[PROBLEM TO WORK ON] The reply should contain each record below, returned exactly as given.

(Excerpts from an interface dataset)
#####

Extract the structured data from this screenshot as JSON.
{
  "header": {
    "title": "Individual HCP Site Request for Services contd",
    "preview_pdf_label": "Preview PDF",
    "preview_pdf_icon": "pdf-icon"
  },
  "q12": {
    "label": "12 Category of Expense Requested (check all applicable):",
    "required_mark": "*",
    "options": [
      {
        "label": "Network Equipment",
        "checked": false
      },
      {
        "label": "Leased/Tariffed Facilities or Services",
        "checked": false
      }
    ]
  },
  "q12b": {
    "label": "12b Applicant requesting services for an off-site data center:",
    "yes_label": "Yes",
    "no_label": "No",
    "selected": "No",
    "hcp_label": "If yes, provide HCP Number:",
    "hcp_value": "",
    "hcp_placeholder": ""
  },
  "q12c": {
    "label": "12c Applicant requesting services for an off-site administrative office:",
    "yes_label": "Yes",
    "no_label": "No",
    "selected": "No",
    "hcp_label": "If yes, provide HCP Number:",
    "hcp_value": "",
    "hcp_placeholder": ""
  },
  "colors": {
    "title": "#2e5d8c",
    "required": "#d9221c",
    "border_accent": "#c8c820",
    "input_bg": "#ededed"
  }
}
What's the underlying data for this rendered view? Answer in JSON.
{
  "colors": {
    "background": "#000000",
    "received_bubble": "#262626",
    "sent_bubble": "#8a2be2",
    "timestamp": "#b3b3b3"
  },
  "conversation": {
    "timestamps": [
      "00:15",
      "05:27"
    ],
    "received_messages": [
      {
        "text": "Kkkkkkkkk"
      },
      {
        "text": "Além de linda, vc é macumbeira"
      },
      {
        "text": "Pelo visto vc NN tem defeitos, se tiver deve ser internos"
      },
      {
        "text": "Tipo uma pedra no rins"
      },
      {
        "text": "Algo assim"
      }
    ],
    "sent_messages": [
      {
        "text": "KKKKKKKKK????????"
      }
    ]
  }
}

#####

[THE COMPLETED TASK]
Extract the structured data from this screenshot as JSON.
{
  "header": {
    "title": "Individual HCP Site Request for Services contd",
    "preview_pdf_label": "Preview PDF",
    "preview_pdf_icon": "pdf-icon"
  },
  "q12": {
    "label": "12 Category of Expense Requested (check all applicable):",
    "required_mark": "*",
    "options": [
      {
        "label": "Network Equipment",
        "checked": false
      },
      {
        "label": "Leased/Tariffed Facilities or Services",
        "checked": false
      }
    ]
  },
  "q12b": {
    "label": "12b Applicant requesting services for an off-site data center:",
    "yes_label": "Yes",
    "no_label": "No",
    "selected": "No",
    "hcp_label": "If yes, provide HCP Number:",
    "hcp_value": "",
    "hcp_placeholder": ""
  },
  "q12c": {
    "label": "12c Applicant requesting services for an off-site administrative office:",
    "yes_label": "Yes",
    "no_label": "No",
    "selected": "No",
    "hcp_label": "If yes, provide HCP Number:",
    "hcp_value": "",
    "hcp_placeholder": ""
  },
  "colors": {
    "title": "#2e5d8c",
    "required": "#d9221c",
    "border_accent": "#c8c820",
    "input_bg": "#ededed"
  }
}
What's the underlying data for this rendered view? Answer in JSON.
{
  "colors": {
    "background": "#000000",
    "received_bubble": "#262626",
    "sent_bubble": "#8a2be2",
    "timestamp": "#b3b3b3"
  },
  "conversation": {
    "timestamps": [
      "00:15",
      "05:27"
    ],
    "received_messages": [
      {
        "text": "Kkkkkkkkk"
      },
      {
        "text": "Além de linda, vc é macumbeira"
      },
      {
        "text": "Pelo visto vc NN tem defeitos, se tiver deve ser internos"
      },
      {
        "text": "Tipo uma pedra no rins"
      },
      {
        "text": "Algo assim"
      }
    ],
    "sent_messages": [
      {
        "text": "KKKKKKKKK????????"
      }
    ]
  }
}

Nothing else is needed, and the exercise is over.